_To do_: Search the data for the word "JSON" and copy every line where it occurs.

*** Data for processing Section Begins ***

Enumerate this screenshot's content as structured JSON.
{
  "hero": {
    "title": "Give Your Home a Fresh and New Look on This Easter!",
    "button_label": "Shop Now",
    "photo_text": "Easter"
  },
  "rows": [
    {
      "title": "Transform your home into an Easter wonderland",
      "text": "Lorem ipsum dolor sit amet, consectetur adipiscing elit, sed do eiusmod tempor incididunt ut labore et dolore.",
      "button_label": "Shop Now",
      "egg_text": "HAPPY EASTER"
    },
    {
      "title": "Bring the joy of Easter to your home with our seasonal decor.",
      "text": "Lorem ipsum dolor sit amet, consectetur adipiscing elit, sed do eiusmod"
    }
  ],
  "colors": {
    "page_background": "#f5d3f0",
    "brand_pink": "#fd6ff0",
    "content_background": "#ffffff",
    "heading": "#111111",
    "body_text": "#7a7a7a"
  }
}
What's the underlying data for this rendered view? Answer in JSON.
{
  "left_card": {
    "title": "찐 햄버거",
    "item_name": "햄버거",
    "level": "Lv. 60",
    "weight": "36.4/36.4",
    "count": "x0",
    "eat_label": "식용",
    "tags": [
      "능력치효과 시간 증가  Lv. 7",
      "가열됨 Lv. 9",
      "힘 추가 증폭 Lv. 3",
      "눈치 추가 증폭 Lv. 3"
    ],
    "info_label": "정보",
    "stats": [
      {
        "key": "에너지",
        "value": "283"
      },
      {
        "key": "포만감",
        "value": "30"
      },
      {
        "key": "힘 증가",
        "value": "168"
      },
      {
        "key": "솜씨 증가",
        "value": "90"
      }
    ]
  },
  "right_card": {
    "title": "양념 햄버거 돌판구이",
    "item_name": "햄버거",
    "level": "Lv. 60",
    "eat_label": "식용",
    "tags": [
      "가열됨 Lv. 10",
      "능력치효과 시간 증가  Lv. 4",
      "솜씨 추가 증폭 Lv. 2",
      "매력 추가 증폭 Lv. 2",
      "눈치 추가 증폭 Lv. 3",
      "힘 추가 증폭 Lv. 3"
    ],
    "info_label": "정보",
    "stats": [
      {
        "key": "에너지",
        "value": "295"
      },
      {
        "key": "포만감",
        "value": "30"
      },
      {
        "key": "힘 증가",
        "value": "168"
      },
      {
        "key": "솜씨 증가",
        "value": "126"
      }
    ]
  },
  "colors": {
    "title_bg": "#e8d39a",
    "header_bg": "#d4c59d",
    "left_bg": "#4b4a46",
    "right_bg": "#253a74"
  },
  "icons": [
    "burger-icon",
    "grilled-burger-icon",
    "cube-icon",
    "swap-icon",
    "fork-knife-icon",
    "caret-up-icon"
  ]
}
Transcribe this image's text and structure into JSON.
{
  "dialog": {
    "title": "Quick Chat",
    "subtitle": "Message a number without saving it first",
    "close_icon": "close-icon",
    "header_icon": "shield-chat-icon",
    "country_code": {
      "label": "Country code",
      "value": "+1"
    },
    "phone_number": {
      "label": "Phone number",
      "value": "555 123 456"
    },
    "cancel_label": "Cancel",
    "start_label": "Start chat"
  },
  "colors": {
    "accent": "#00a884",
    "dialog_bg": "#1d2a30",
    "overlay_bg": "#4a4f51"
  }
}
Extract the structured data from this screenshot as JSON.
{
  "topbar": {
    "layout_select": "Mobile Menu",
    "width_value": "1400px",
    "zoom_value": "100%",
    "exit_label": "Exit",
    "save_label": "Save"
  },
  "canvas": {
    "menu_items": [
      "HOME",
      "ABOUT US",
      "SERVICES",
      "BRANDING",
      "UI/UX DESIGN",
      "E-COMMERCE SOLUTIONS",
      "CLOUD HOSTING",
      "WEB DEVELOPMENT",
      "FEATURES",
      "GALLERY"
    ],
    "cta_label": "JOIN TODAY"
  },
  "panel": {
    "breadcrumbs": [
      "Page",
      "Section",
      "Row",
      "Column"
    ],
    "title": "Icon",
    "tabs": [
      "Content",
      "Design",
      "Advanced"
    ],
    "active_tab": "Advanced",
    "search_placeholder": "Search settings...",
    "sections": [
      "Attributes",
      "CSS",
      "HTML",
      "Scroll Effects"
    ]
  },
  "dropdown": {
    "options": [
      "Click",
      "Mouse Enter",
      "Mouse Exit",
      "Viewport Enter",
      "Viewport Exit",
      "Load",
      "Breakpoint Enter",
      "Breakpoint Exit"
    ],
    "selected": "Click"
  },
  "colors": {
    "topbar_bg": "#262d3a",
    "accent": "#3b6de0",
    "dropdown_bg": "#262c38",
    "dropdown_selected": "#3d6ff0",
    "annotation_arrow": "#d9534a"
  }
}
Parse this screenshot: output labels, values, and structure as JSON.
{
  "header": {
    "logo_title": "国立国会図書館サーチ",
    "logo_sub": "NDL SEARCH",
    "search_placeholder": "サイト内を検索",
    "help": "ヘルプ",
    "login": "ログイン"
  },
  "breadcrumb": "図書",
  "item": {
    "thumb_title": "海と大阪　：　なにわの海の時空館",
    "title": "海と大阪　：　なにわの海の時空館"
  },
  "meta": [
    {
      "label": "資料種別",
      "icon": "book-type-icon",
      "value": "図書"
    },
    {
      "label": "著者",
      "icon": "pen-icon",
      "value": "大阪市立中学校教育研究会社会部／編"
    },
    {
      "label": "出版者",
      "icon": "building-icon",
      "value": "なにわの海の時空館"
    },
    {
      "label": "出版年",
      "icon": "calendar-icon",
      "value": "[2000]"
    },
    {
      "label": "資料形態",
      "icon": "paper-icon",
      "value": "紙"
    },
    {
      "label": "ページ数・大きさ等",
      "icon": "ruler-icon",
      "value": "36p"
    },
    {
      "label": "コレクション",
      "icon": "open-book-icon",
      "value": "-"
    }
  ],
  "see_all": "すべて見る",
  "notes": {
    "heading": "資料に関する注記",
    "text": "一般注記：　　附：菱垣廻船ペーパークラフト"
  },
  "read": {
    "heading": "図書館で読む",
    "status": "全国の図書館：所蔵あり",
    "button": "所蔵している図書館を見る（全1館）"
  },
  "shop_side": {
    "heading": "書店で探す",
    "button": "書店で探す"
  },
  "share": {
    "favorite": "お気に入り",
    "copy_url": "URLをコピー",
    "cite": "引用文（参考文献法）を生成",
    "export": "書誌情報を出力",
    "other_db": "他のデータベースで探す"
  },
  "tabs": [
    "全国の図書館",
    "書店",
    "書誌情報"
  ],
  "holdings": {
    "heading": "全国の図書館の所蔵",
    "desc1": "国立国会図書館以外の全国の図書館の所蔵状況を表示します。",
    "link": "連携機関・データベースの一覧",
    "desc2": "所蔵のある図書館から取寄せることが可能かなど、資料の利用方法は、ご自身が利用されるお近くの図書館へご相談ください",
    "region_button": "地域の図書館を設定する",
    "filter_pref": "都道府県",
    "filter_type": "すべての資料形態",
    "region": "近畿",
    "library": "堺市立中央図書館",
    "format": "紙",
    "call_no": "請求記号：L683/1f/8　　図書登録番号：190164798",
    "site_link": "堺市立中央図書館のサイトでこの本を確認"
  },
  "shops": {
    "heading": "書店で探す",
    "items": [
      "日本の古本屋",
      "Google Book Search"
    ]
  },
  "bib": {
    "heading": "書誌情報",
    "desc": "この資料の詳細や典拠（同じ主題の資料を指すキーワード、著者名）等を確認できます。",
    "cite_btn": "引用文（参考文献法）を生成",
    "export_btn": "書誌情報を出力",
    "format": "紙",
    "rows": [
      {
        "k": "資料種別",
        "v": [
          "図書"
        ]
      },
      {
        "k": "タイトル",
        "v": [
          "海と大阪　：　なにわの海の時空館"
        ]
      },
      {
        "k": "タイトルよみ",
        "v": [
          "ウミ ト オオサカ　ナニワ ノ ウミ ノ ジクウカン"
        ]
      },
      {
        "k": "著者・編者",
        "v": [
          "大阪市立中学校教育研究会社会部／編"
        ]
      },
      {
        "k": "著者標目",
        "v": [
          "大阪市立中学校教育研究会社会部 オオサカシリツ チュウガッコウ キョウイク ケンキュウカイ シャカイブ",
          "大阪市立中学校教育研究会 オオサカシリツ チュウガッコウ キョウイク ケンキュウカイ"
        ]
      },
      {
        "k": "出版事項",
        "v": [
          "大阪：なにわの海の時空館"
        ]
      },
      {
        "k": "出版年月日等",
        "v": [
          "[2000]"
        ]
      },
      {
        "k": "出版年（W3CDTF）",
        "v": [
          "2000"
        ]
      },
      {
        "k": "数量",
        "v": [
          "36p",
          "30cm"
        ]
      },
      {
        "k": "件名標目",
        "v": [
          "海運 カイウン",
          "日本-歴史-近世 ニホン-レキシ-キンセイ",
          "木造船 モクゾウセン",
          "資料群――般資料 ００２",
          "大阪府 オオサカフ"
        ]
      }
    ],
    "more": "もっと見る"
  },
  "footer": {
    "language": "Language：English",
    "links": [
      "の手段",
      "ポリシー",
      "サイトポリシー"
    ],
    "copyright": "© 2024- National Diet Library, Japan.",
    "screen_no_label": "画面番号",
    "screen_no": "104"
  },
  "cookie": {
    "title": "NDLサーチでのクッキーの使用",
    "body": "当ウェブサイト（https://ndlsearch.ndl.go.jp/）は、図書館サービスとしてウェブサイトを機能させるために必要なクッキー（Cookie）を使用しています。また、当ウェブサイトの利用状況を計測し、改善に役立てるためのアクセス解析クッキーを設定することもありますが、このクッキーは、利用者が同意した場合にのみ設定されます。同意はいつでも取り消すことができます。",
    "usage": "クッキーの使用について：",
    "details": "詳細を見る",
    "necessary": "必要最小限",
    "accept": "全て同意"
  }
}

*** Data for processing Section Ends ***

_Finished task_:
Enumerate this screenshot's content as structured JSON.
What's the underlying data for this rendered view? Answer in JSON.
Transcribe this image's text and structure into JSON.
Extract the structured data from this screenshot as JSON.
Parse this screenshot: output labels, values, and structure as JSON.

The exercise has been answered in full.